It can seem like crypto gaming has been poised to blow up for, what in the crypto world at least, an eternity. Axie Infinity, the first successful crypto game by many measures, at least initially, has now been deemed by many to be something of a false positive. Recent months have watched the player base drop dramatically, from a high of 2.7 million per week in November of 2021 to now only several hundred thousand. The fundamental gameplay loop, most gaming industry experts seem to now agree, is simply not fun. The most bearish industry watchers believe that if the only reason people are playing a game is as a means of making money then that, in turn, means it is little better than a ponzi scheme. A more even handed verdict might be that it has served as a roadmap of what could be possible in the web3 gaming world but is far from the killer app that some for a short time believed it to be. Even the most optimistic acknowledge that Axie is probably not going to be the web3 game that brings it web3 gaming mainstream.
“The first truly successful web3 game is going to have to include some of the more unique aspects of crypto, NFT’s, metaverse and the like without making the casual gamer feel like they have to know anything about crypto,” says Colin Darretta, a web2 founder now investing in the web3 space and self described ‘recovering gaming addict’ who has been devoting his time to investing in and researching these businesses. “The fact that anyone can log onto Battle.net and be playing a AAA game like Diablo Immortal in mere minutes without any hoops to jump through is a huge advantage when it comes to customer acquisition. It’s impressive that Axie had as many users as they did when you consider how hard it was to even get your first Axie.”
This highlights another important challenge crypto gaming has done a thus far poor job of overcoming – none of the crypto games have felt seamless to boot up and play. To the average gamer, generally people with well above average tech fluency, these barriers are often still onerous. Then there is the other, perhaps even larger issue, that the only advocates and defenders of web3 gaming seem to be members of the web3 community. The gaming community at large has proven skeptical and at times even dismissive of these games. Popular gaming website Kotaku has made their belief that web3 and crypto are all one big sham abundantly clear. When Ubisoft made public its plans to incorporate NFT’s the scorn was immediate and deafening and only went downhill from there when the process went poorly. Even when beloved voice actor Troy Baker (best known for playing Joel in the Last of Us amongst many, many other roles) threw his hat into the NFT ring he was aggressively rebuffed by his own fans.

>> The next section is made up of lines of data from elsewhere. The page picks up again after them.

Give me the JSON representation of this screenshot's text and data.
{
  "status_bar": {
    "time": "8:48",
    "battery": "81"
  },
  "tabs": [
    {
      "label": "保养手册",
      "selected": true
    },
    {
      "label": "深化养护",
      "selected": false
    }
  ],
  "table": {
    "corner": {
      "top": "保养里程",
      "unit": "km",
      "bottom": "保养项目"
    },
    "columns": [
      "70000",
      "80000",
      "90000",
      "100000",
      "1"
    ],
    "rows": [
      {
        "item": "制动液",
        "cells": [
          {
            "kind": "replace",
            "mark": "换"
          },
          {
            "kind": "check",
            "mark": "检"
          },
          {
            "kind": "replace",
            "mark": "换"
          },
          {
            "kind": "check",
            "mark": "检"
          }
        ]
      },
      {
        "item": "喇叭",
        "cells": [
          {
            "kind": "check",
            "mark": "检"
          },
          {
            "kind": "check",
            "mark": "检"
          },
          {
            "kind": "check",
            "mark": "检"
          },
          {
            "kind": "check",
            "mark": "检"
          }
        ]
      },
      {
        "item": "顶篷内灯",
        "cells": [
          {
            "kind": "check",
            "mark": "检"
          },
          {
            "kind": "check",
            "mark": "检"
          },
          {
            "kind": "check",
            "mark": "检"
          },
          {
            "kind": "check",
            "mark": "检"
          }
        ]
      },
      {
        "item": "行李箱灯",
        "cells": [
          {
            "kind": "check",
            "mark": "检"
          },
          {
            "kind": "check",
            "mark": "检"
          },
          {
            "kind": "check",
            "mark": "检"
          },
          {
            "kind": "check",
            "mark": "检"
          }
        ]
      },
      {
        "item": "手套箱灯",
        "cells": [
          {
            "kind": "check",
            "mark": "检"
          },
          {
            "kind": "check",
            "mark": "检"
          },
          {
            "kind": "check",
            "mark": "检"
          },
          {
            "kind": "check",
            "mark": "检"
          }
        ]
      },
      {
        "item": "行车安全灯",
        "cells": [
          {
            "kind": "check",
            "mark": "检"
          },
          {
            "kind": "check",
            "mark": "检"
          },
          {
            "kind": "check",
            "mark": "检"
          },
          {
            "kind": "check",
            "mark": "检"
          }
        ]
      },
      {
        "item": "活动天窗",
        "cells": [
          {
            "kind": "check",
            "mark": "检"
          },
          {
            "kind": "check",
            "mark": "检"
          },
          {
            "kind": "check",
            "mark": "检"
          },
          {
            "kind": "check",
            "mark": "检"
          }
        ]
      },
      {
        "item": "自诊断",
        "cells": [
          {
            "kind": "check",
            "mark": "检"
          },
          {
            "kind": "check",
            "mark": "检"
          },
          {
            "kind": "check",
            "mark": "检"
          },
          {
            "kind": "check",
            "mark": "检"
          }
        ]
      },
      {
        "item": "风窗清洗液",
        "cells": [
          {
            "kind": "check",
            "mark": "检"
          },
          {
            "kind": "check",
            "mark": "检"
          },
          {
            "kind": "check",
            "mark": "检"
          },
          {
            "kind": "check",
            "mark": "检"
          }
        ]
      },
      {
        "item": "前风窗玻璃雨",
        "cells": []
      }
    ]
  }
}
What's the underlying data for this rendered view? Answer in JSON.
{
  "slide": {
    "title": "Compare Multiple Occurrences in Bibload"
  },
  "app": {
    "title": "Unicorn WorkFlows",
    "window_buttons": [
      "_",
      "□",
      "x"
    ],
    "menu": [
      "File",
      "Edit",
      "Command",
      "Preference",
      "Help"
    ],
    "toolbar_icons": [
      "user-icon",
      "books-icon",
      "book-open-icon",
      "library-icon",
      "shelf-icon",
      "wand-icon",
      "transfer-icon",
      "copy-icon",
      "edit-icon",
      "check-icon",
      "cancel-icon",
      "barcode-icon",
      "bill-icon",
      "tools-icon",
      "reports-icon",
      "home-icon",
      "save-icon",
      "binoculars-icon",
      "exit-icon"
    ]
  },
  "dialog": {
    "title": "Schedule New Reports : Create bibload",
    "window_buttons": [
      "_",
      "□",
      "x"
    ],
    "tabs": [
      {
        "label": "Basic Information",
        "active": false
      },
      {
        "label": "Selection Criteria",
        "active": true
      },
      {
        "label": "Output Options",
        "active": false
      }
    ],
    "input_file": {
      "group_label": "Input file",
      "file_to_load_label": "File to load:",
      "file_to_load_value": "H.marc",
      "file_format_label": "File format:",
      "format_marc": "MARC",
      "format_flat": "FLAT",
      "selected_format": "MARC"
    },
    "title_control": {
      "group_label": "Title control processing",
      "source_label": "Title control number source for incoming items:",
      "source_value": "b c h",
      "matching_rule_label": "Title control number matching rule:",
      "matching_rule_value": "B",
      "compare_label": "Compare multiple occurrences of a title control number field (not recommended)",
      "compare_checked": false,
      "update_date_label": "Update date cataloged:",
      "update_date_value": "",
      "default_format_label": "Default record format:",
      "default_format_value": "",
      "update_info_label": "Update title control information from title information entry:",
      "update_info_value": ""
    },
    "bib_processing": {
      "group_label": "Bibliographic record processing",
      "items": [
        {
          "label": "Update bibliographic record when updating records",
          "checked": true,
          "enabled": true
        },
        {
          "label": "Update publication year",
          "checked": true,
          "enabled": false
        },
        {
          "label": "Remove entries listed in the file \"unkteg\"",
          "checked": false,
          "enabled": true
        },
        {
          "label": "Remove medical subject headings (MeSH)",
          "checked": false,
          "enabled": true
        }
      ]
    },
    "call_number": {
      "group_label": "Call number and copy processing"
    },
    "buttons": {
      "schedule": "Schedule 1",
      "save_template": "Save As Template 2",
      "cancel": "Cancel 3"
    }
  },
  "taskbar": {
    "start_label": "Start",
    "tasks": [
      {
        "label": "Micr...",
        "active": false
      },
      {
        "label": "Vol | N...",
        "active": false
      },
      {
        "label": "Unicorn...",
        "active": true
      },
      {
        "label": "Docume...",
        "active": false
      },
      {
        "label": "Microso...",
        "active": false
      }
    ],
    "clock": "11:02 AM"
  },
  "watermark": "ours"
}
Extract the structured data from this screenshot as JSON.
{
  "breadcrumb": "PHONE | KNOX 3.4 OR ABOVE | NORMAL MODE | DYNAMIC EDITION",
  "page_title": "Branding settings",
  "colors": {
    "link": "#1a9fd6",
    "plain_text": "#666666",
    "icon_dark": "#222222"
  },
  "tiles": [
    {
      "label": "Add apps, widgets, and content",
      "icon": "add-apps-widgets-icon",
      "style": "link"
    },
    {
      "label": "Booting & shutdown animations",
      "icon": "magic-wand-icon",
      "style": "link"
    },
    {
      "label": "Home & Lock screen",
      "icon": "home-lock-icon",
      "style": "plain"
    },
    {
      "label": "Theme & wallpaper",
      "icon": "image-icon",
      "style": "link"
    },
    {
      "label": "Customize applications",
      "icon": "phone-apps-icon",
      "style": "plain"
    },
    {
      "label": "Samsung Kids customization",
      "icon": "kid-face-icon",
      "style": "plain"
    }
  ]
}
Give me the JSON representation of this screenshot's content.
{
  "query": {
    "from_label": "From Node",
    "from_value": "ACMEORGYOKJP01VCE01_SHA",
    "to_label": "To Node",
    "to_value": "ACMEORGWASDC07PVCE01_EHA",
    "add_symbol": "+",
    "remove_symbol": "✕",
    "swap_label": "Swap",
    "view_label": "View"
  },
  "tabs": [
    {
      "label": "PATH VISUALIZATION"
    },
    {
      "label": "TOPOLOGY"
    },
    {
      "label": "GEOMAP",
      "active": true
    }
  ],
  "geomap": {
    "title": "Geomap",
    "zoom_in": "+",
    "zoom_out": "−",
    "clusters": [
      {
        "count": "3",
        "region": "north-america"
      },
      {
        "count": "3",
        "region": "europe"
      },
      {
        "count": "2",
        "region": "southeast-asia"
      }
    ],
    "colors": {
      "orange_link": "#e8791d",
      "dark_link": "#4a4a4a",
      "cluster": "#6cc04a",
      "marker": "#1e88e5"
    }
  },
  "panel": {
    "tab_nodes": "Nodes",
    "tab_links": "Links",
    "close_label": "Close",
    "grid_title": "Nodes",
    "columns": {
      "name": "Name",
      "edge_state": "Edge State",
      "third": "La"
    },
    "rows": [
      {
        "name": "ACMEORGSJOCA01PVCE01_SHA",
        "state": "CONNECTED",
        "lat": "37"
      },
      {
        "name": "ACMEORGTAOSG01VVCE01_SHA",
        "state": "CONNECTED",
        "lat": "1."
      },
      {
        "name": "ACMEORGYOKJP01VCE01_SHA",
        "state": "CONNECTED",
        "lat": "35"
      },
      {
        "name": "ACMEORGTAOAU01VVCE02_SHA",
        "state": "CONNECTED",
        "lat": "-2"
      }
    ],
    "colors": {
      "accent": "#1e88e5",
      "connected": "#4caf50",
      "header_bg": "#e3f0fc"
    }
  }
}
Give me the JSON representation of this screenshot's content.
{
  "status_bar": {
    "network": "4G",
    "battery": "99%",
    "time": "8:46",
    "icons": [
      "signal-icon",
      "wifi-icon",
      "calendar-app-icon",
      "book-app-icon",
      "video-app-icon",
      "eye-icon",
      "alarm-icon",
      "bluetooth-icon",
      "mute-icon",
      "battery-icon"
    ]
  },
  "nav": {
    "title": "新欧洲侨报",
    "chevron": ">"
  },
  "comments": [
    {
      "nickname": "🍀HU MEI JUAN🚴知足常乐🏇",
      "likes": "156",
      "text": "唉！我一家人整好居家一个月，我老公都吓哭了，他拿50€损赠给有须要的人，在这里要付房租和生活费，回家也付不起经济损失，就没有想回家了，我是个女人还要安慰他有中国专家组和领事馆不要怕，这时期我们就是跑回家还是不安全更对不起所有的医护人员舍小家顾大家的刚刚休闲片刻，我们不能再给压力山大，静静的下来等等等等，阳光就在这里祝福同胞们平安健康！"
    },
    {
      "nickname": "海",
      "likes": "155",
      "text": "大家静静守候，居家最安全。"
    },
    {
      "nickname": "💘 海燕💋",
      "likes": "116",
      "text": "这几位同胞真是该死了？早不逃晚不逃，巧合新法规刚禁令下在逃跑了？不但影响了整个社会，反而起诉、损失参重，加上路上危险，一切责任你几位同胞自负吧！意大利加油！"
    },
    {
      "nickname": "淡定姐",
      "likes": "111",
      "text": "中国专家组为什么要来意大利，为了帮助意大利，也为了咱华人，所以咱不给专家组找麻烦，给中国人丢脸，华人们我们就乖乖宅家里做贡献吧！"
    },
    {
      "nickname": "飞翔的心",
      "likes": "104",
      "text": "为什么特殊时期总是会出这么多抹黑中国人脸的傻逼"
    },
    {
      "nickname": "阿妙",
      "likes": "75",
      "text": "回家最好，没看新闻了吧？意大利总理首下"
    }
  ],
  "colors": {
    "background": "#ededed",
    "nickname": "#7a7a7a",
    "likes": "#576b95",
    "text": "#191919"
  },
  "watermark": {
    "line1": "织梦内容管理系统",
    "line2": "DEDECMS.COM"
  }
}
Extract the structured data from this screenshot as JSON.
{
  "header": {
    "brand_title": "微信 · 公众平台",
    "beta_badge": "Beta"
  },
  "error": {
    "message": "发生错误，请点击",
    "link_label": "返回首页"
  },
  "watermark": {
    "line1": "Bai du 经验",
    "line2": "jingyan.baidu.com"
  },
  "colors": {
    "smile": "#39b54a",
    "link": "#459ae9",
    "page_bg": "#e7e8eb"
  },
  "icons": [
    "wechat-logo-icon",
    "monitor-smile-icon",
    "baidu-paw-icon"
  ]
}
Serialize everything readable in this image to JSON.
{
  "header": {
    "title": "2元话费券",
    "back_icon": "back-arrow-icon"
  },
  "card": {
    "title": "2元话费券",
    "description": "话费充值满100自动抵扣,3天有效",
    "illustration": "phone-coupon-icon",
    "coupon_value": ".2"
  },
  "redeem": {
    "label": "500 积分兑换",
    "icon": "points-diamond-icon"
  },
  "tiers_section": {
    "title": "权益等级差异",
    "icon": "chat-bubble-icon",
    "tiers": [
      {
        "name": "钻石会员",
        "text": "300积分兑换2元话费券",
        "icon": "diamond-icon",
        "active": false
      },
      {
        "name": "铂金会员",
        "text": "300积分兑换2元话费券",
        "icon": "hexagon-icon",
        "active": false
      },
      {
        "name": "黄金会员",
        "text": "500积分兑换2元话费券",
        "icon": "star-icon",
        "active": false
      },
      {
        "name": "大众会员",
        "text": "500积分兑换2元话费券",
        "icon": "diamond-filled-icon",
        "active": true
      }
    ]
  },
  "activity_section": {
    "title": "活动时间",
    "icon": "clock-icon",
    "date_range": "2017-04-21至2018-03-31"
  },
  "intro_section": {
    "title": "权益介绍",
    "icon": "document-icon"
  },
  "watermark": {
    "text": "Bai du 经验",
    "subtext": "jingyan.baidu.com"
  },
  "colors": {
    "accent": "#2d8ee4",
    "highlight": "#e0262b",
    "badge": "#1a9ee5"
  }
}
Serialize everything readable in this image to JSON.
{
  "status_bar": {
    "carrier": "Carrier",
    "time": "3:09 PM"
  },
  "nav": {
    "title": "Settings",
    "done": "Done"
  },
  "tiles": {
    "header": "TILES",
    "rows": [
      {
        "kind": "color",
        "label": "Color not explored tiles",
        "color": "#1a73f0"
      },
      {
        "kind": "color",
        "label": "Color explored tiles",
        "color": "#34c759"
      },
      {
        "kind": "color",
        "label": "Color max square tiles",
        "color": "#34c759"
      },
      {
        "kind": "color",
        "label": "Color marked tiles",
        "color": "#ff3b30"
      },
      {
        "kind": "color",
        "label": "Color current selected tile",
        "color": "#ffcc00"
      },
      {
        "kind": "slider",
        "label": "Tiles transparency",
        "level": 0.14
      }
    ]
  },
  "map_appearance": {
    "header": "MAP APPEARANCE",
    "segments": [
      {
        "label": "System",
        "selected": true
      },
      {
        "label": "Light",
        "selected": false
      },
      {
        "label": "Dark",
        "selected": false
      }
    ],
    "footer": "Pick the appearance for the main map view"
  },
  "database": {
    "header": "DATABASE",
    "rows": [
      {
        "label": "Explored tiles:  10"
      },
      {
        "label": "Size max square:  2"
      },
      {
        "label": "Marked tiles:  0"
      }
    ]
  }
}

How a gaming company bridges the gap between the web3 community that is excited and supportive of these games and the broader gaming community remains to be seen. For his part, Darretta thinks the answer is simple, “They just need to build a fundamentally fun game. If the gameplay loop is great and people are having fun playing the core game then the game will be a success. The web3 aspects both can’t be shoehorned in illogically nor can they override the core reason most people play games which is to have fun. There will always be purist critics who hate to see the sanctity of gaming defiled. Those same people hated free to play, loot boxes, mobile games and everything in between. For better or worse all of those innovations are here to stay and represent important pieces of the gaming industry.”
So who is apt to actually build the first mega-hit in web3 gaming? Two of the largest and most hyped studios – Mythical Games and Animoca – are leading the charge. Neither has yet built what could be considered a killer app, though in their defense neither has built a AAA game on the scale that really could be. Others, perhaps most notably Illuvium, are building more complex and ambitious projects that combine elements of MMO’s, MOBA’s and Autobattlers. If all those terms make your eyes glaze over, the translation is that they’re trying to build games that combine aspects of hugely successful games from the past two decades in a Frankenstein’s monster of sorts. Some of these studios number less than a hundred people, still a fairly modest size by gaming industry standards where AAA games can be made by thousands, which calls into question how realizable these ambitions ultimately might be.
That likely has something to do with why many gaming industry insiders are oftentimes so vocally skeptical of the ability of these web3 gaming companies to realize their visions. “If someone with no experience in your industry and having built zero games came in and said they were going to build the next World of Warcraft – one of the biggest gaming successes ever, that took the better part of a decade to develop – you wouldn’t only be dubious but you’d also find it almost insulting that they even suggest it possible,” says Darretta. “That being said, it’s been almost two decades since the release of World of Warcraft and no one has really innovated in a big way on their model. At some point someone is going to come along and successfully do so, and doing it in web3 rather than the old subscription model or free to play seems not just likely but probable.”
Already enormous sums of capital have poured into web3 gaming by venture investors sniffing the next big thing. In the midst of the crypto winter this funding has slowed but far from dried up, particularly relative to other places within web3. And it’s easy to see why – many of the core aspects of web3 seem to naturally fit gaming – persistent online worlds, digital assets, digital economies and myriad more. Truly, the first big web3 game might just open the floodgates for even greater sums of venture funding into the space meaning more successes would follow soon thereafter. And right now, with the number of big projects being worked on, it seems a question of when and not if one will finally hit.